When Prime Minister Andrew Holness was sworn in yesterday, Fabian Brown was quietly working behind the scenes to ensure that everything went smoothly.
Brown, who was a key member of the protocol team at the inauguration ceremony, has been a confidant of Holness since they began working together in the 1990s.
Holness was, at the time, executive director of the Voluntary Organisation for the Upliftment of Children (VOUCH), while Brown was doing his stint as the first executive director of St Patrick's Foundation. Given that they were both working in the area of youth and community development, it was not long before their paths crossed.
When Holness became member of Parliament for West Central St Andrew in 1997, his association with Brown deepened and evolved into a professional friendship. That friendship has seen Holness through every period of his political career, even the most tumultuous moments.
As a founding member of Citizens Action For Free and Fair Elections (CAFFE), Brown was one of the first witnesses to the birth of Holness' political career. As Holness returns to Jamaica House with his own mandate, Brown has seen him in triumph and defeat and has witnessed what he describes as "the growth of the man who will be primus inter pares".
"Coming out of the social services sector, through business, into politics, into ministerial responsibility and elevated to be leader of the country, certainly, he has stood tall. As with any human being, he was disappointed when he suffered the defeat, but who I see in this gentleman is someone who has been through the storm ... the journey has been one of growth," Brown said.
Even in the dark days of Holness' political life when he faced a bitter leadership struggle within his Jamaica Labour Party, Brown was there to offer support and encouragement.
"Andrew Holness is a family man. He is a man of faith, and during that period is when, if never before, he dug deep and reached to his innermost sense of what he believes in so much so that he was able to stand tall despite the battering that was coming from various quarters," Brown added.
According to Brown, Holness has encouraged and supported him throughout his own personal and professional challenges.

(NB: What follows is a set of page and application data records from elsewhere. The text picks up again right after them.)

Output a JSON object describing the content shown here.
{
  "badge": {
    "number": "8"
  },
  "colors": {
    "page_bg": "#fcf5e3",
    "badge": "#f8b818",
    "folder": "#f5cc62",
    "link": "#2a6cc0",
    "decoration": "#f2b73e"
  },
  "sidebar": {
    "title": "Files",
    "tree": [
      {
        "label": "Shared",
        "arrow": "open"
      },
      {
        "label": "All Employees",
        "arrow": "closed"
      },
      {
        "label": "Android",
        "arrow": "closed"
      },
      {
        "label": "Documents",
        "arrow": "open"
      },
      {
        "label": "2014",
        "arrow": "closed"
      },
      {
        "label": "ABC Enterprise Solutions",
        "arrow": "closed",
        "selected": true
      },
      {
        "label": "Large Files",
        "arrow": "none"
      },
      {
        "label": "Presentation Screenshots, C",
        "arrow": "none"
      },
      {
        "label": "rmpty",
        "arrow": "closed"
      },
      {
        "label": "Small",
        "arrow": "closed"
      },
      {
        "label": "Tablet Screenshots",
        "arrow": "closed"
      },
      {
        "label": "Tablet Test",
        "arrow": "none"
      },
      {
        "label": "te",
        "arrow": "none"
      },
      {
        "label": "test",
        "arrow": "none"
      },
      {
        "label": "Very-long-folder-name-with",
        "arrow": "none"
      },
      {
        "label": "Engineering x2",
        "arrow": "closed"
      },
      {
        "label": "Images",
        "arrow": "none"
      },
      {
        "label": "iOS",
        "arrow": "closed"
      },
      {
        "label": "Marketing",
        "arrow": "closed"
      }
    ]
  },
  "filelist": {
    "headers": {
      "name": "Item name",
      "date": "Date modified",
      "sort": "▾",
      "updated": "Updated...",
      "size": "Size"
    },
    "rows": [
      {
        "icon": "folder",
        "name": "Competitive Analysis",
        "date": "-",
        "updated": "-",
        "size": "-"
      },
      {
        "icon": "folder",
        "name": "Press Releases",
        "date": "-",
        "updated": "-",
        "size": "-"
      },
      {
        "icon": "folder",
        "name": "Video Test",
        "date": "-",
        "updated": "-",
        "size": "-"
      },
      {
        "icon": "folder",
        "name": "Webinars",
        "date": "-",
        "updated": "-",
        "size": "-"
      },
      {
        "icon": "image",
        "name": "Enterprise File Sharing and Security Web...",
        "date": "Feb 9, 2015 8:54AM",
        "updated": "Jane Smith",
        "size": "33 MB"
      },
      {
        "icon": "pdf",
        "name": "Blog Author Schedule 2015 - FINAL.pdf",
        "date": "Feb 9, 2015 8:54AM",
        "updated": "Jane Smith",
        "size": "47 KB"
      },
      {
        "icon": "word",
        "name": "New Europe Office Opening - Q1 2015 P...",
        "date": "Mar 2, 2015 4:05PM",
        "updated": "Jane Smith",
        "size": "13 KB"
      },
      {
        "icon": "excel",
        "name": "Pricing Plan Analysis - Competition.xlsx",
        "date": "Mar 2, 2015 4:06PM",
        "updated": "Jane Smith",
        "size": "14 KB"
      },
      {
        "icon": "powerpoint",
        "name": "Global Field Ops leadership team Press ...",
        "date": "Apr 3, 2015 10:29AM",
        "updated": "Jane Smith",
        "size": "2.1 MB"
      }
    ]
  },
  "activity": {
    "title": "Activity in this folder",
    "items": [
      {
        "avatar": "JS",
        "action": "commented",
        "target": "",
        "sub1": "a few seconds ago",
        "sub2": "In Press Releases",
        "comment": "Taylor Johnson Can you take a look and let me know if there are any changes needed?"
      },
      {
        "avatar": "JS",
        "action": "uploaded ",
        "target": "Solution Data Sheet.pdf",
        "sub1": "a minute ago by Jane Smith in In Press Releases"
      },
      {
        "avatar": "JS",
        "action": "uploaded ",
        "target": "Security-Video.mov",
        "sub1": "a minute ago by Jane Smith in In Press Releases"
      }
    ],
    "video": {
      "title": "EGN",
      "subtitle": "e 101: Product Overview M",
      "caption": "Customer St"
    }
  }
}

"I would recognise the many days of challenges in terms of my work within the community development programme and service sector and how overwhelming that work was at times. He would intervene and expound on the value and impact of what I am doing and its major ripple effect through communities. He would let me know that while I may have challenges in particular instances, there is enough good, and that good penetrates a number of different communities, so the focus must be that I continue to do what I am doing," he said.